[[ Records for processing open ]]

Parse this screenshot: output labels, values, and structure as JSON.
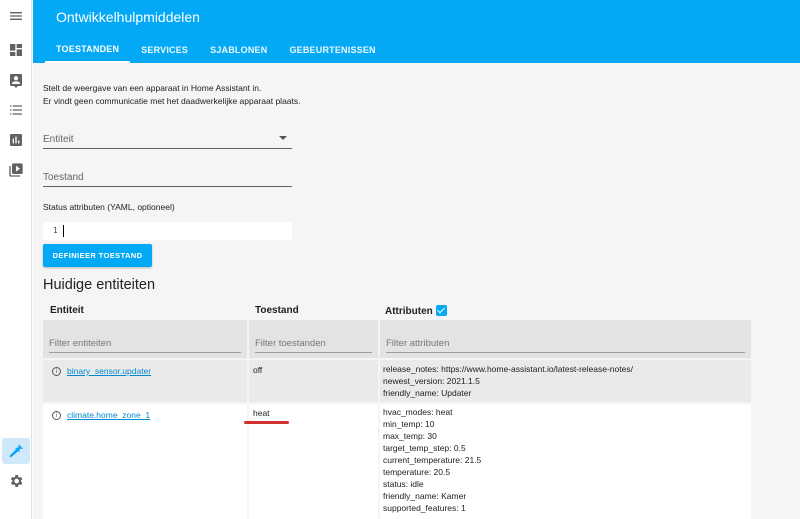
{
  "sidebar": {
    "menu_icon": "menu-icon",
    "items": [
      {
        "icon": "dashboard-icon"
      },
      {
        "icon": "map-icon"
      },
      {
        "icon": "logbook-icon"
      },
      {
        "icon": "history-icon"
      },
      {
        "icon": "media-icon"
      }
    ],
    "developer_tools_icon": "hammer-icon",
    "settings_icon": "gear-icon",
    "accent_color": "#03a9f4"
  },
  "header": {
    "title": "Ontwikkelhulpmiddelen",
    "tabs": [
      {
        "label": "TOESTANDEN",
        "active": true
      },
      {
        "label": "SERVICES",
        "active": false
      },
      {
        "label": "SJABLONEN",
        "active": false
      },
      {
        "label": "GEBEURTENISSEN",
        "active": false
      }
    ]
  },
  "intro": {
    "line1": "Stelt de weergave van een apparaat in Home Assistant in.",
    "line2": "Er vindt geen communicatie met het daadwerkelijke apparaat plaats."
  },
  "form": {
    "entity_label": "Entiteit",
    "state_label": "Toestand",
    "attributes_label": "Status attributen (YAML, optioneel)",
    "editor_line_number": "1",
    "submit_label": "DEFINIEER TOESTAND"
  },
  "current_entities": {
    "title": "Huidige entiteiten",
    "columns": {
      "entity": "Entiteit",
      "state": "Toestand",
      "attributes": "Attributen"
    },
    "show_attributes_checked": true,
    "filters": {
      "entity_placeholder": "Filter entiteiten",
      "state_placeholder": "Filter toestanden",
      "attributes_placeholder": "Filter attributen"
    },
    "rows": [
      {
        "entity": "binary_sensor.updater",
        "state": "off",
        "attributes": [
          "release_notes: https://www.home-assistant.io/latest-release-notes/",
          "newest_version: 2021.1.5",
          "friendly_name: Updater"
        ]
      },
      {
        "entity": "climate.home_zone_1",
        "state": "heat",
        "attributes": [
          "hvac_modes: heat",
          "min_temp: 10",
          "max_temp: 30",
          "target_temp_step: 0.5",
          "current_temperature: 21.5",
          "temperature: 20.5",
          "status: idle",
          "friendly_name: Kamer",
          "supported_features: 1"
        ]
      }
    ]
  },
  "highlight_color": "#d32f2f"
}
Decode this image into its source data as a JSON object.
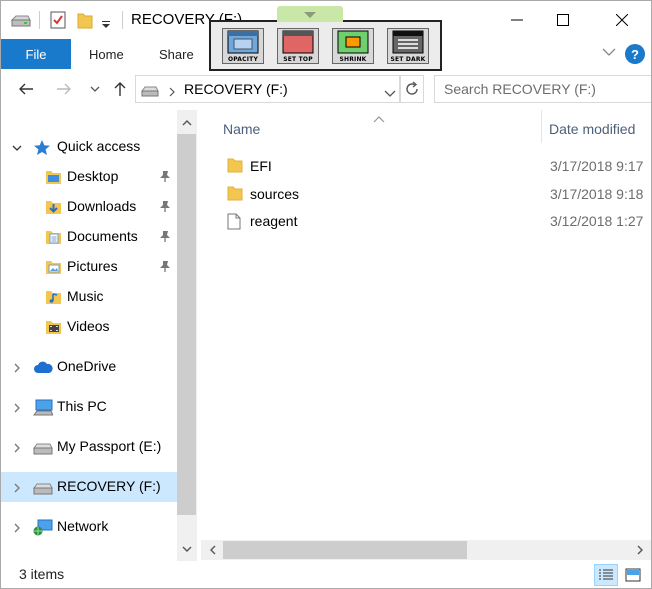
{
  "window": {
    "title": "RECOVERY (F:)",
    "controls": {
      "minimize": "—",
      "maximize": "☐",
      "close": "✕"
    }
  },
  "overlay_toolbar": {
    "tab_label": "",
    "buttons": [
      {
        "label": "OPACITY",
        "icon": "opacity-icon",
        "color": "#6fa8dc"
      },
      {
        "label": "SET TOP",
        "icon": "set-top-icon",
        "color": "#e06666"
      },
      {
        "label": "SHRINK",
        "icon": "shrink-icon",
        "color": "#ff9900"
      },
      {
        "label": "SET DARK",
        "icon": "set-dark-icon",
        "color": "#333333"
      }
    ]
  },
  "ribbon": {
    "tabs": [
      "File",
      "Home",
      "Share"
    ],
    "help": "?"
  },
  "address": {
    "path": "RECOVERY (F:)",
    "search_placeholder": "Search RECOVERY (F:)"
  },
  "nav": {
    "quick_access": "Quick access",
    "quick_items": [
      {
        "label": "Desktop",
        "pinned": true
      },
      {
        "label": "Downloads",
        "pinned": true
      },
      {
        "label": "Documents",
        "pinned": true
      },
      {
        "label": "Pictures",
        "pinned": true
      },
      {
        "label": "Music",
        "pinned": false
      },
      {
        "label": "Videos",
        "pinned": false
      }
    ],
    "locations": [
      {
        "label": "OneDrive"
      },
      {
        "label": "This PC"
      },
      {
        "label": "My Passport (E:)"
      },
      {
        "label": "RECOVERY (F:)",
        "selected": true
      },
      {
        "label": "Network"
      }
    ]
  },
  "files": {
    "columns": {
      "name": "Name",
      "date": "Date modified"
    },
    "rows": [
      {
        "name": "EFI",
        "type": "folder",
        "date": "3/17/2018 9:17"
      },
      {
        "name": "sources",
        "type": "folder",
        "date": "3/17/2018 9:18"
      },
      {
        "name": "reagent",
        "type": "file",
        "date": "3/12/2018 1:27"
      }
    ]
  },
  "status": {
    "items": "3 items"
  },
  "colors": {
    "accent": "#1979ca",
    "selected": "#cce8ff",
    "folder": "#f3c74f",
    "header_text": "#4c607a"
  }
}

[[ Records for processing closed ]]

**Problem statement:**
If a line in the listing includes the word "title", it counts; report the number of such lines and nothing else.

**Expected answer:**
3